### What this task involves
Sort through the entries below and pull out lines containing the word "https".

********************

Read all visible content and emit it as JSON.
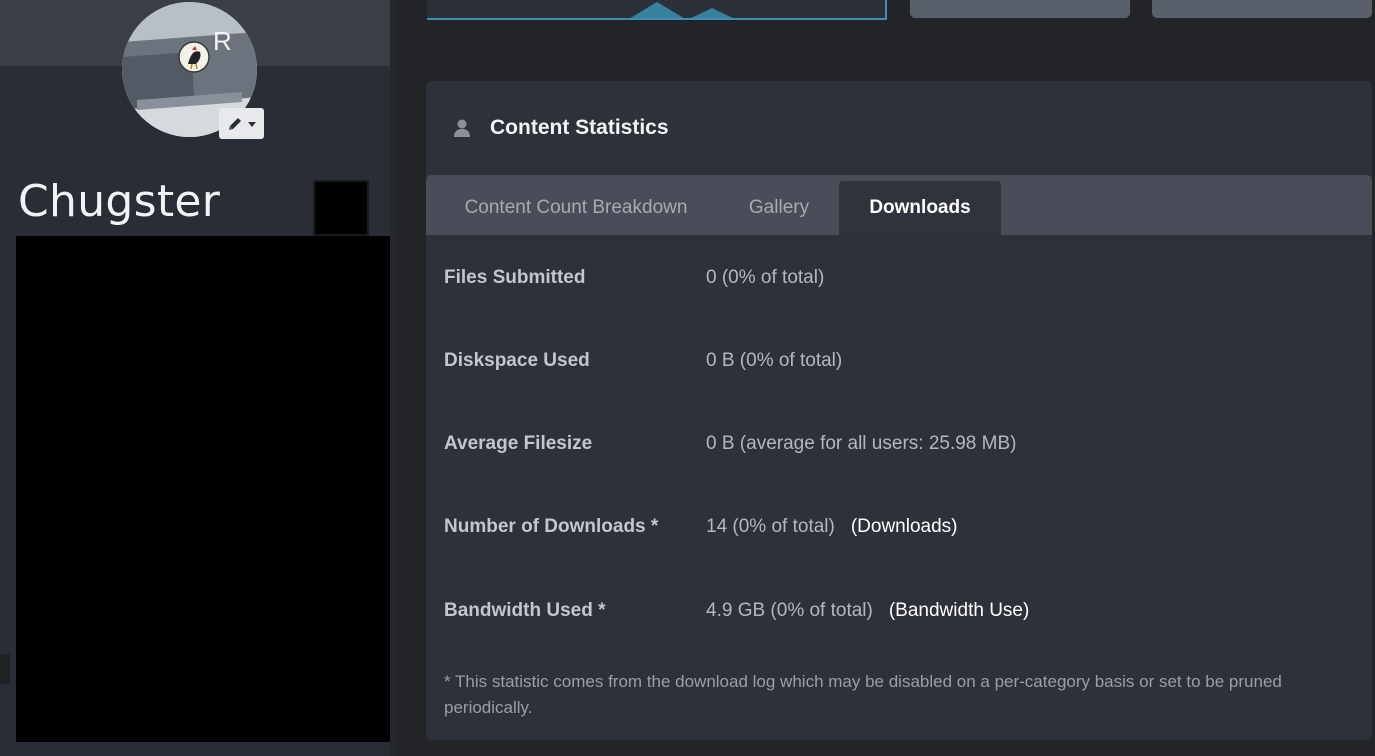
{
  "profile": {
    "username": "Chugster",
    "avatar_badge_letter": "R"
  },
  "panel": {
    "title": "Content Statistics",
    "tabs": [
      {
        "label": "Content Count Breakdown",
        "active": false
      },
      {
        "label": "Gallery",
        "active": false
      },
      {
        "label": "Downloads",
        "active": true
      }
    ]
  },
  "stats": [
    {
      "label": "Files Submitted",
      "value": "0 (0% of total)",
      "link": ""
    },
    {
      "label": "Diskspace Used",
      "value": "0 B (0% of total)",
      "link": ""
    },
    {
      "label": "Average Filesize",
      "value": "0 B (average for all users: 25.98 MB)",
      "link": ""
    },
    {
      "label": "Number of Downloads *",
      "value": "14 (0% of total)",
      "link": "(Downloads)"
    },
    {
      "label": "Bandwidth Used *",
      "value": "4.9 GB (0% of total)",
      "link": "(Bandwidth Use)"
    }
  ],
  "footnote": "* This statistic comes from the download log which may be disabled on a per-category basis or set to be pruned periodically.",
  "icons": {
    "header": "user-icon",
    "avatar_edit": "pencil-icon",
    "avatar_edit_menu": "caret-down-icon"
  },
  "colors": {
    "background": "#222428",
    "panel": "#2e3139",
    "tabs_bar": "#494d58",
    "chart_accent": "#3b8fb0"
  }
}
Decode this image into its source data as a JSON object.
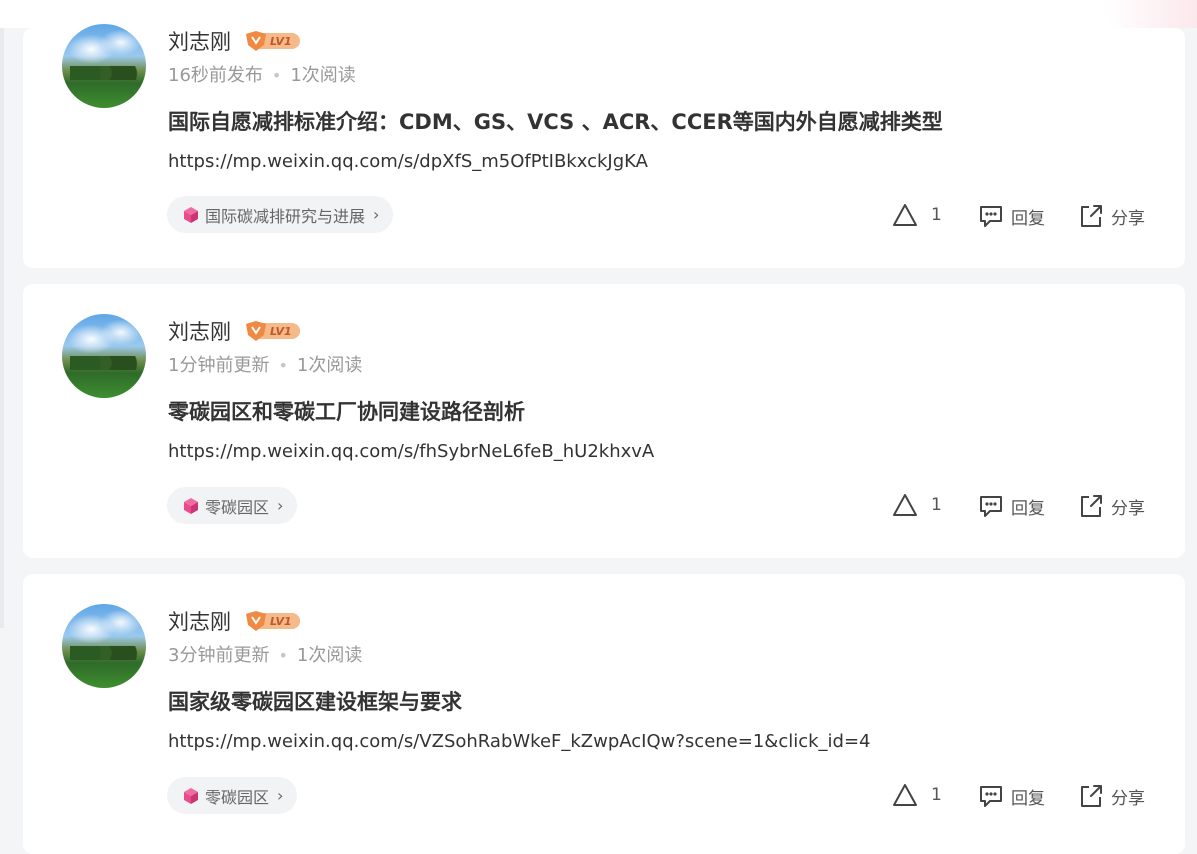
{
  "posts": [
    {
      "author": "刘志刚",
      "level": "LV1",
      "time": "16秒前发布",
      "reads": "1次阅读",
      "title": "国际自愿减排标准介绍：CDM、GS、VCS 、ACR、CCER等国内外自愿减排类型",
      "url": "https://mp.weixin.qq.com/s/dpXfS_m5OfPtIBkxckJgKA",
      "tag": "国际碳减排研究与进展",
      "likes": "1",
      "reply": "回复",
      "share": "分享"
    },
    {
      "author": "刘志刚",
      "level": "LV1",
      "time": "1分钟前更新",
      "reads": "1次阅读",
      "title": "零碳园区和零碳工厂协同建设路径剖析",
      "url": "https://mp.weixin.qq.com/s/fhSybrNeL6feB_hU2khxvA",
      "tag": "零碳园区",
      "likes": "1",
      "reply": "回复",
      "share": "分享"
    },
    {
      "author": "刘志刚",
      "level": "LV1",
      "time": "3分钟前更新",
      "reads": "1次阅读",
      "title": "国家级零碳园区建设框架与要求",
      "url": "https://mp.weixin.qq.com/s/VZSohRabWkeF_kZwpAcIQw?scene=1&click_id=4",
      "tag": "零碳园区",
      "likes": "1",
      "reply": "回复",
      "share": "分享"
    }
  ],
  "icons": {
    "like": "triangle-like-icon",
    "reply": "comment-bubble-icon",
    "share": "share-arrow-icon",
    "tag": "cube-icon",
    "chevron": "chevron-right-icon"
  },
  "colors": {
    "badge": "#f09a5a",
    "tag_icon": "#e84c8a"
  }
}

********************

### Finished task
      "url": "https://mp.weixin.qq.com/s/dpXfS_m5OfPtIBkxckJgKA",
      "url": "https://mp.weixin.qq.com/s/fhSybrNeL6feB_hU2khxvA",
      "url": "https://mp.weixin.qq.com/s/VZSohRabWkeF_kZwpAcIQw?scene=1&click_id=4",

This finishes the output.